## Interface dataset entries
· · · · · · ·
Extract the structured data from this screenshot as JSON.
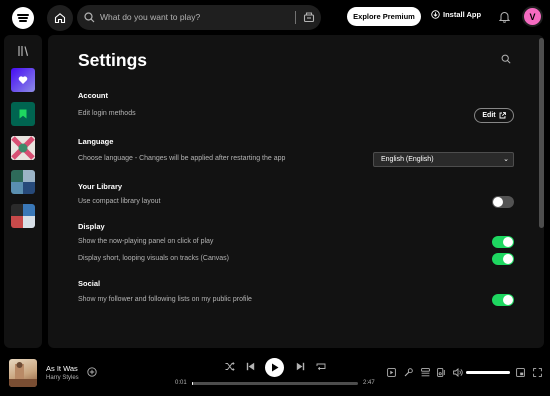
{
  "topbar": {
    "search_placeholder": "What do you want to play?",
    "explore_label": "Explore Premium",
    "install_label": "Install App",
    "avatar_initial": "V"
  },
  "settings": {
    "title": "Settings",
    "account": {
      "heading": "Account",
      "edit_login_text": "Edit login methods",
      "edit_label": "Edit"
    },
    "language": {
      "heading": "Language",
      "description": "Choose language - Changes will be applied after restarting the app",
      "selected": "English (English)"
    },
    "library": {
      "heading": "Your Library",
      "compact_text": "Use compact library layout",
      "compact_on": false
    },
    "display": {
      "heading": "Display",
      "now_playing_text": "Show the now-playing panel on click of play",
      "now_playing_on": true,
      "canvas_text": "Display short, looping visuals on tracks (Canvas)",
      "canvas_on": true
    },
    "social": {
      "heading": "Social",
      "follower_text": "Show my follower and following lists on my public profile",
      "follower_on": true
    }
  },
  "player": {
    "track_title": "As It Was",
    "artist": "Harry Styles",
    "elapsed": "0:01",
    "duration": "2:47",
    "progress_fraction": 0.006,
    "volume_fraction": 1.0
  },
  "colors": {
    "accent": "#1ed760",
    "background": "#121212",
    "avatar": "#f56bc1"
  }
}
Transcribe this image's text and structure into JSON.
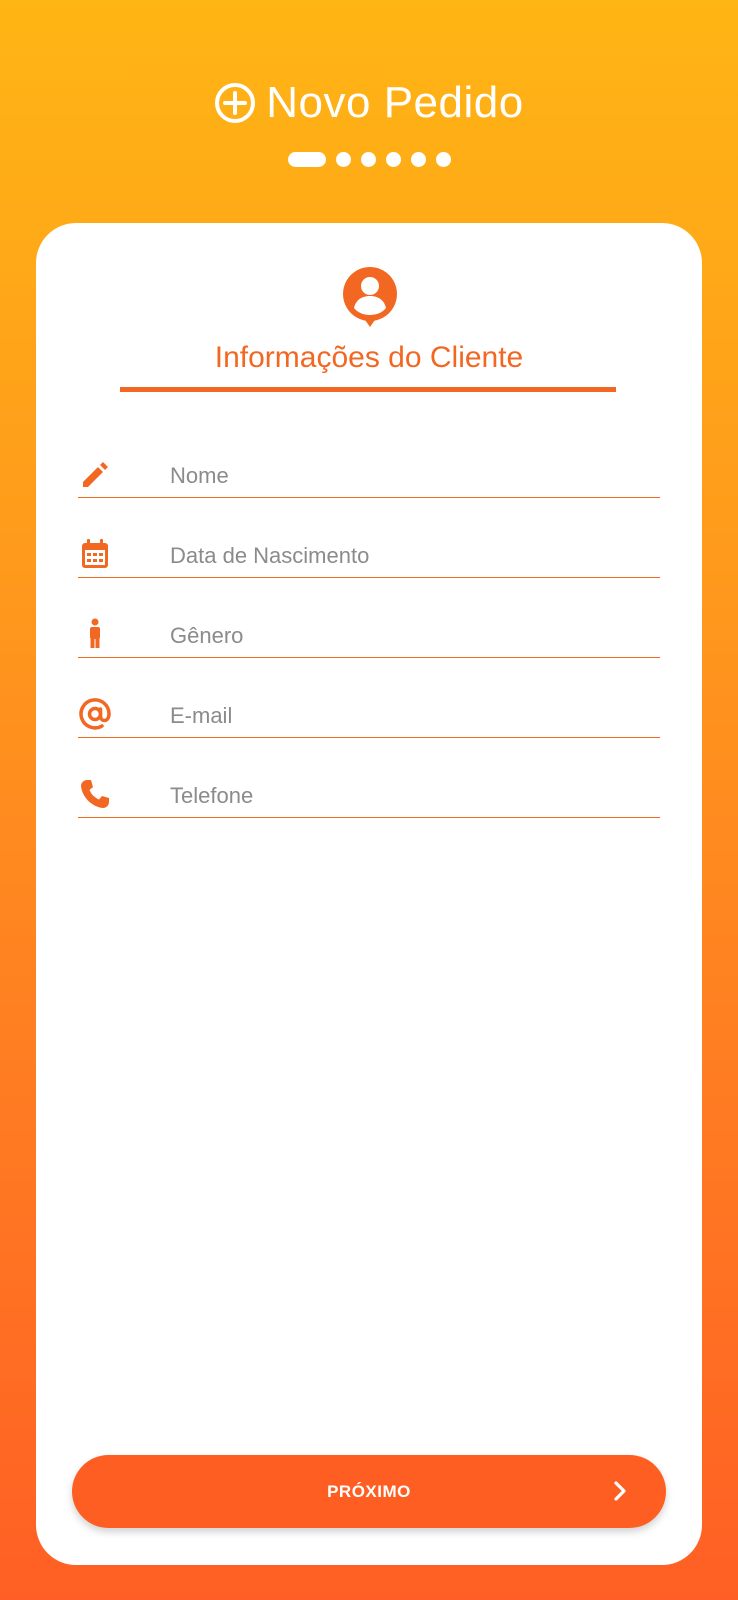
{
  "header": {
    "title": "Novo Pedido",
    "icon": "plus-circle-icon"
  },
  "pager": {
    "total_steps": 6,
    "current_step": 1
  },
  "card": {
    "title": "Informações do Cliente",
    "icon": "person-pin-icon"
  },
  "form": {
    "fields": [
      {
        "label": "Nome",
        "icon": "pencil-icon"
      },
      {
        "label": "Data de Nascimento",
        "icon": "calendar-icon"
      },
      {
        "label": "Gênero",
        "icon": "person-icon"
      },
      {
        "label": "E-mail",
        "icon": "at-sign-icon"
      },
      {
        "label": "Telefone",
        "icon": "phone-icon"
      }
    ]
  },
  "actions": {
    "next_label": "PRÓXIMO",
    "next_icon": "chevron-right-icon"
  },
  "colors": {
    "accent": "#F26822",
    "button": "#FF5E22",
    "gradient_top": "#FFB514",
    "gradient_bottom": "#FF5F24"
  }
}
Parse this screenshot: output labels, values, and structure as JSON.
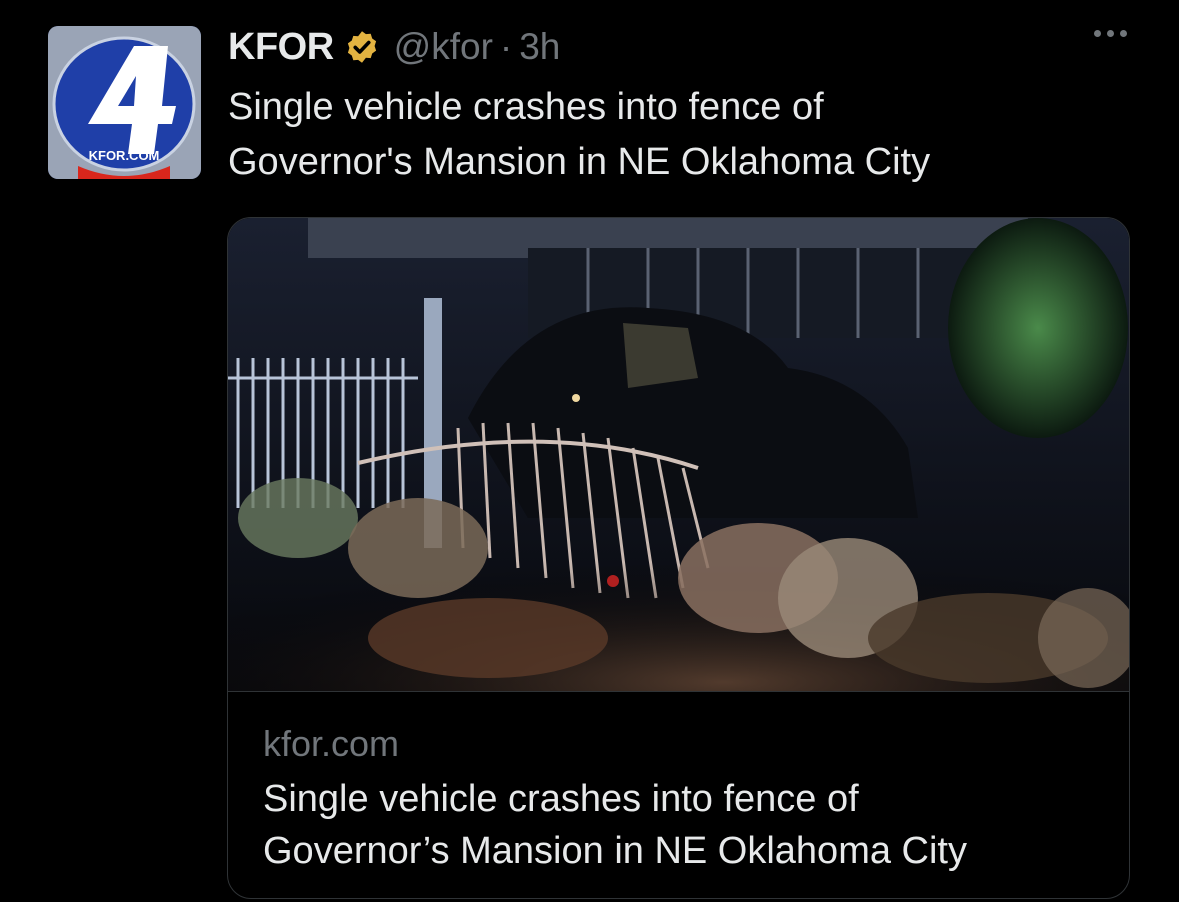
{
  "tweet": {
    "avatar": {
      "brand_text": "KFOR.COM",
      "channel_number": "4",
      "icon": "kfor-logo"
    },
    "display_name": "KFOR",
    "verified_icon": "verified-badge-icon",
    "verified_color": "#e3b341",
    "handle": "@kfor",
    "separator": "·",
    "time": "3h",
    "more_icon": "more-options-icon",
    "text_line1": "Single vehicle crashes into fence of",
    "text_line2": "Governor's Mansion in NE Oklahoma City"
  },
  "card": {
    "image_alt": "Night photo of a vehicle crashed through a wrought iron fence with shrubs in the foreground",
    "domain": "kfor.com",
    "title_line1": "Single vehicle crashes into fence of",
    "title_line2": "Governor’s Mansion in NE Oklahoma City"
  },
  "colors": {
    "background": "#000000",
    "primary_text": "#e7e9ea",
    "secondary_text": "#71767b",
    "border": "#2f3336"
  }
}
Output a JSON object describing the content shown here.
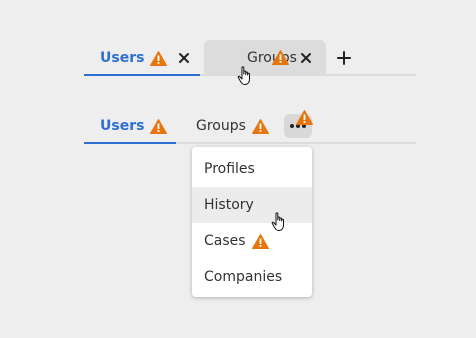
{
  "colors": {
    "accent": "#2e6fd1",
    "warning": "#e8740c",
    "background": "#eeeeee",
    "tab_hover_bg": "#dcdcdc",
    "menu_hover_bg": "#ececec"
  },
  "tabbar_1": {
    "tabs": [
      {
        "label": "Users",
        "active": true,
        "warning": true,
        "closable": true
      },
      {
        "label": "Groups",
        "active": false,
        "hovered": true,
        "warning": true,
        "closable": true
      }
    ],
    "add_icon": "plus-icon"
  },
  "tabbar_2": {
    "tabs": [
      {
        "label": "Users",
        "active": true,
        "warning": true
      },
      {
        "label": "Groups",
        "active": false,
        "warning": true
      }
    ],
    "overflow_icon": "more-horizontal-icon",
    "overflow_warning": true
  },
  "overflow_menu": {
    "items": [
      {
        "label": "Profiles",
        "warning": false,
        "hovered": false
      },
      {
        "label": "History",
        "warning": false,
        "hovered": true
      },
      {
        "label": "Cases",
        "warning": true,
        "hovered": false
      },
      {
        "label": "Companies",
        "warning": false,
        "hovered": false
      }
    ]
  },
  "icons": {
    "warning": "warning-triangle-icon",
    "close": "close-icon",
    "cursor": "hand-pointer-cursor"
  }
}
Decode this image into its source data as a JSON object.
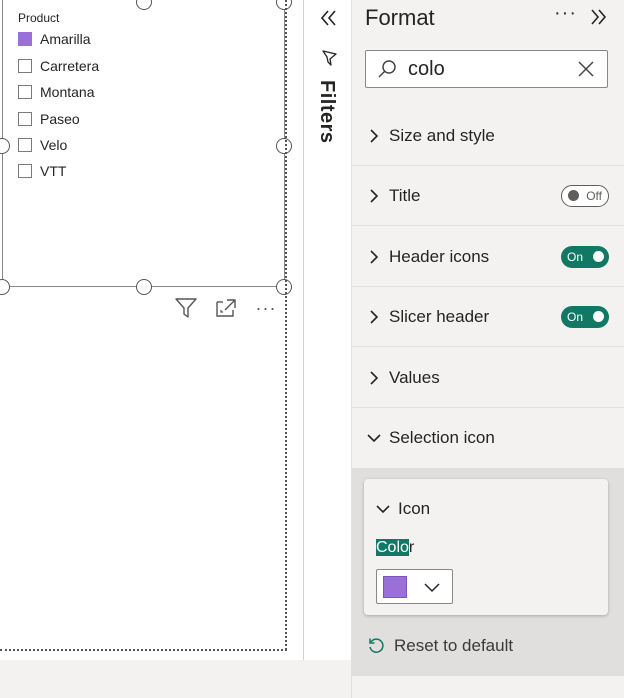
{
  "slicer": {
    "title": "Product",
    "items": [
      {
        "label": "Amarilla",
        "checked": true
      },
      {
        "label": "Carretera",
        "checked": false
      },
      {
        "label": "Montana",
        "checked": false
      },
      {
        "label": "Paseo",
        "checked": false
      },
      {
        "label": "Velo",
        "checked": false
      },
      {
        "label": "VTT",
        "checked": false
      }
    ],
    "selected_color": "#9b6fd8"
  },
  "visual_toolbar": {
    "icons": [
      "filter-icon",
      "focus-mode-icon",
      "more-options-icon"
    ],
    "more_label": "···"
  },
  "filters": {
    "label": "Filters",
    "icons": [
      "double-chevron-left-icon",
      "funnel-icon"
    ]
  },
  "format_pane": {
    "title": "Format",
    "more_label": "···",
    "search": {
      "value": "colo",
      "placeholder": "Search"
    },
    "sections": [
      {
        "label": "Size and style",
        "expanded": false,
        "toggle": null
      },
      {
        "label": "Title",
        "expanded": false,
        "toggle": "Off"
      },
      {
        "label": "Header icons",
        "expanded": false,
        "toggle": "On"
      },
      {
        "label": "Slicer header",
        "expanded": false,
        "toggle": "On"
      },
      {
        "label": "Values",
        "expanded": false,
        "toggle": null
      },
      {
        "label": "Selection icon",
        "expanded": true,
        "toggle": null
      }
    ],
    "icon_card": {
      "header": "Icon",
      "color_label_highlight": "Colo",
      "color_label_rest": "r",
      "color_value": "#9b6fd8"
    },
    "reset_label": "Reset to default",
    "accent_color": "#117865"
  }
}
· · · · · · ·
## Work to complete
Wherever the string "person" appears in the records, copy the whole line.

## Solved problem
    "icon": "person-pin-icon"
        "icon": "person-icon"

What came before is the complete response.